Many delicious tasting fish come from the depths. These include tilefish, snowy grouper, wreckfish, and more. Beyond the reel, a multi-hook rig is connected to a heavyweight with a flashing light and sent to the bottom. Bites are pretty quickly seen despite the depths.
A baitcasting reel is a favorite of bass fishermen on lakes. It is precisely the opposite of a spinning reel. Baitcasters have the spool enclosed in a housing rather than beneath the handle.
To cast a baitcasting fishing reel, press the trigger to release the line, whereas the bale must be flipped on a spinner.

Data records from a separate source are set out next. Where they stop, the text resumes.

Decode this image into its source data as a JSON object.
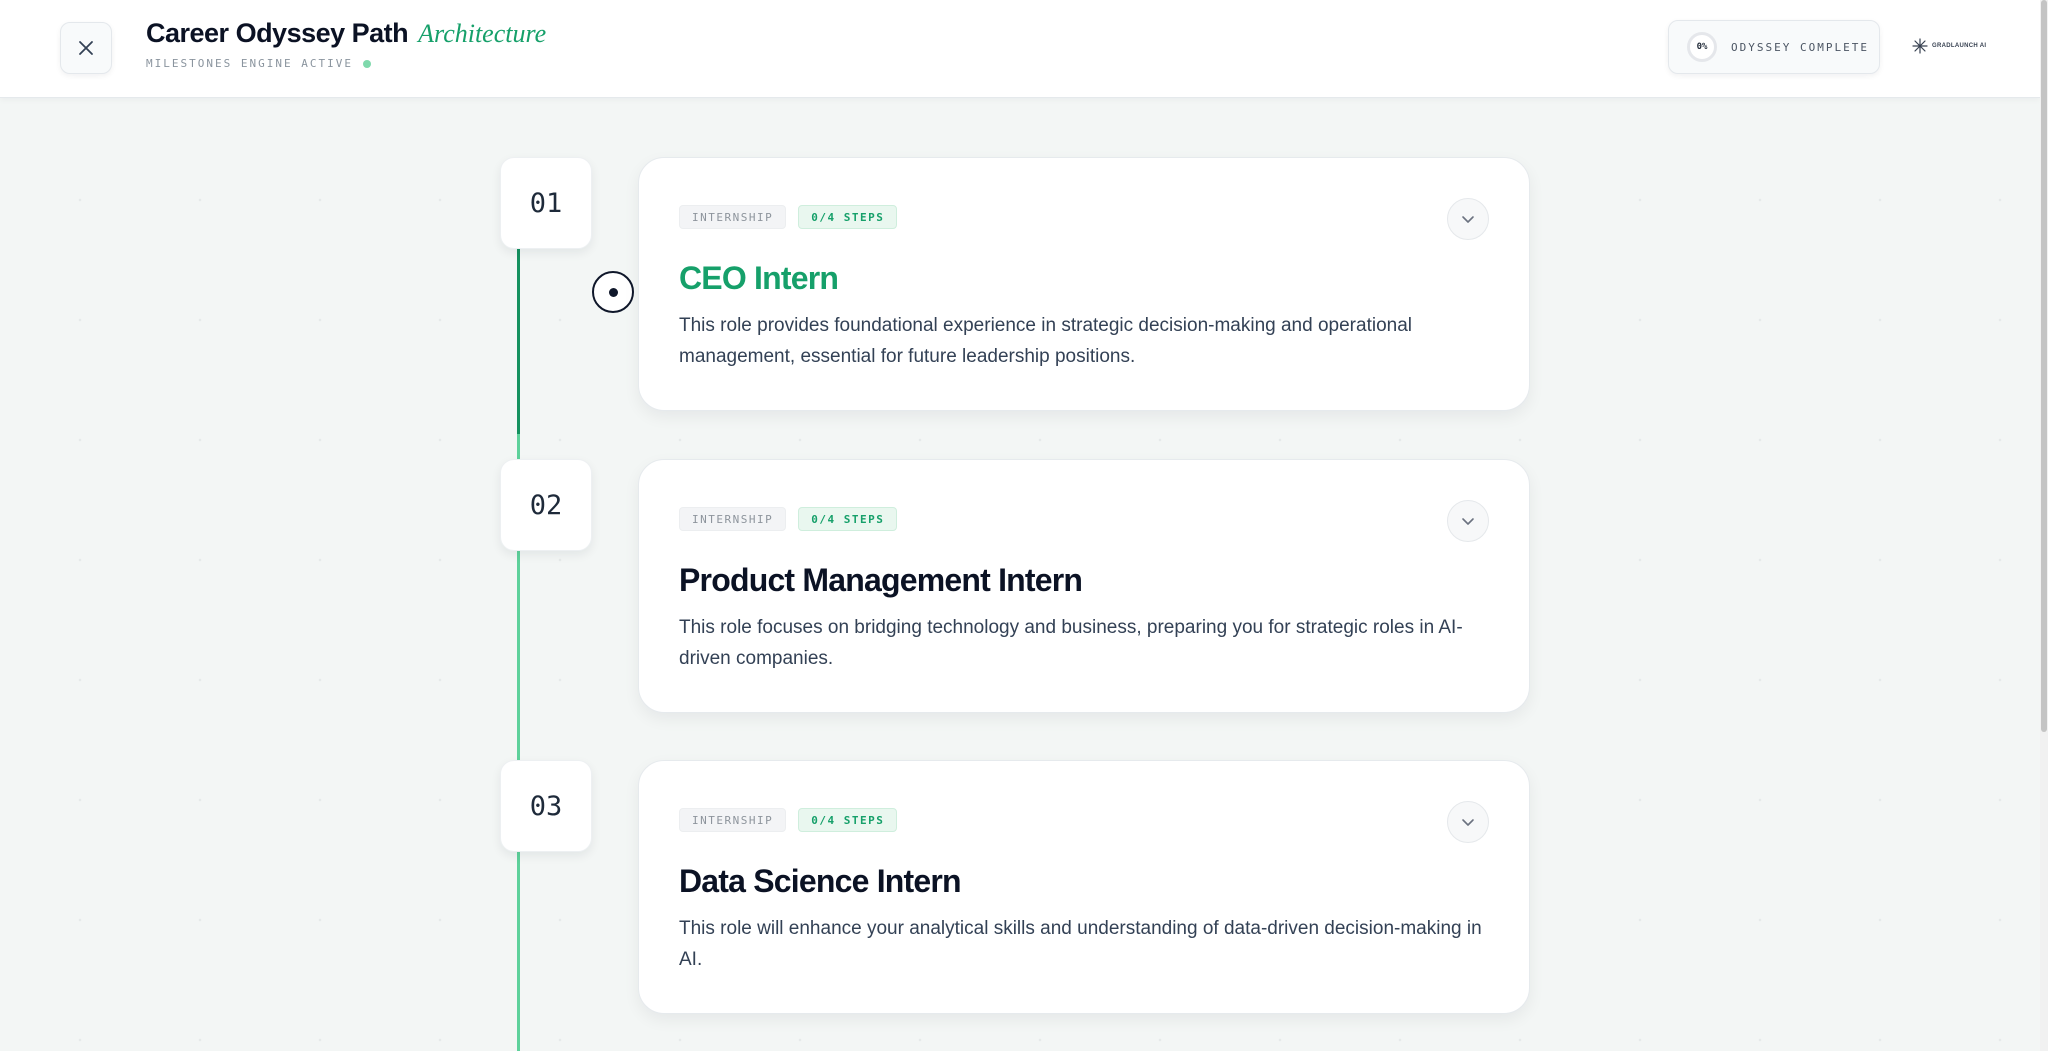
{
  "header": {
    "title": "Career Odyssey Path",
    "title_accent": "Architecture",
    "status": "MILESTONES ENGINE ACTIVE",
    "progress_value": "0%",
    "progress_label": "ODYSSEY COMPLETE",
    "brand": "GRADLAUNCH AI"
  },
  "icons": {
    "close": "close-icon",
    "expand": "chevron-down-icon",
    "brand": "spark-logo-icon"
  },
  "colors": {
    "accent": "#16a06a",
    "timeline": "#5ed19b",
    "title_dark": "#0b1224"
  },
  "milestones": [
    {
      "number": "01",
      "type": "INTERNSHIP",
      "steps": "0/4 STEPS",
      "title": "CEO Intern",
      "description": "This role provides foundational experience in strategic decision-making and operational management, essential for future leadership positions.",
      "active": true
    },
    {
      "number": "02",
      "type": "INTERNSHIP",
      "steps": "0/4 STEPS",
      "title": "Product Management Intern",
      "description": "This role focuses on bridging technology and business, preparing you for strategic roles in AI-driven companies.",
      "active": false
    },
    {
      "number": "03",
      "type": "INTERNSHIP",
      "steps": "0/4 STEPS",
      "title": "Data Science Intern",
      "description": "This role will enhance your analytical skills and understanding of data-driven decision-making in AI.",
      "active": false
    }
  ]
}
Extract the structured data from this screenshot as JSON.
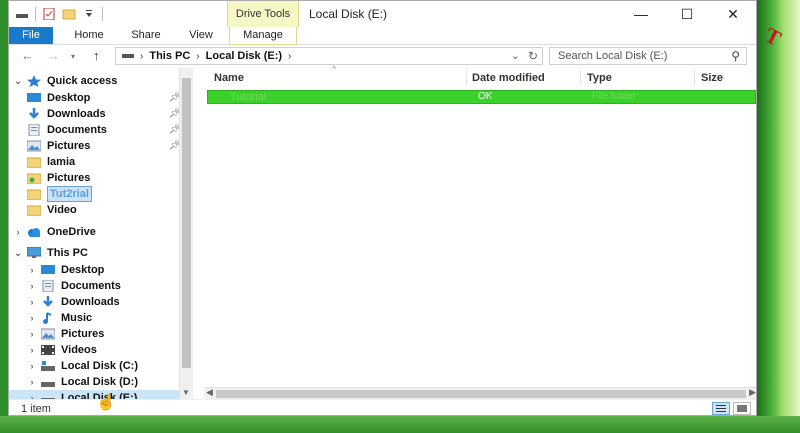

When the reel is attached to the rod, the guides are on the top rather than the bottom.
Using a baitcasting setup requires practice, but then it is mastered allows for better accuracy. The thumb must be placed on the spool as its being deployed to avoid backlash.
The trolling reel is similar to a baitcaster with the exception that you don’t cast it. Trolling reels have the spools opened to deploy the line behind the boat when dragging baits in the ocean.
Depending on the fish species, the trolling reel can vary in size to battle and land both small fish like schooling-sized mahi-mahi or scaling up to land a trophy blue marlin. Sometimes you can’t always plan to have the proper sized gear, and the unexpected monster takes the bait.
Some of the fish species caught trolling are tuna, wahoo, sailfish, dolphin fish, and more.
It is time to decide what reel you need to go fishing
The decision on which reel to bring when you’re fishing is pretty straightforward. Lake fishing most often utilizes spinners and baitcasting reels. Offshore trolling requires trolling reels. The fly reel is versatile enough for a stream, saltwater, and lake fishing. Inshore or offshore fishing is also well suited for spinning reels. Lastly, if you’re going deep offshore, the deep drop reel will do the trick. You may want to narrow it down to a few types of fishing to limit cost. Fishing equipment is costly.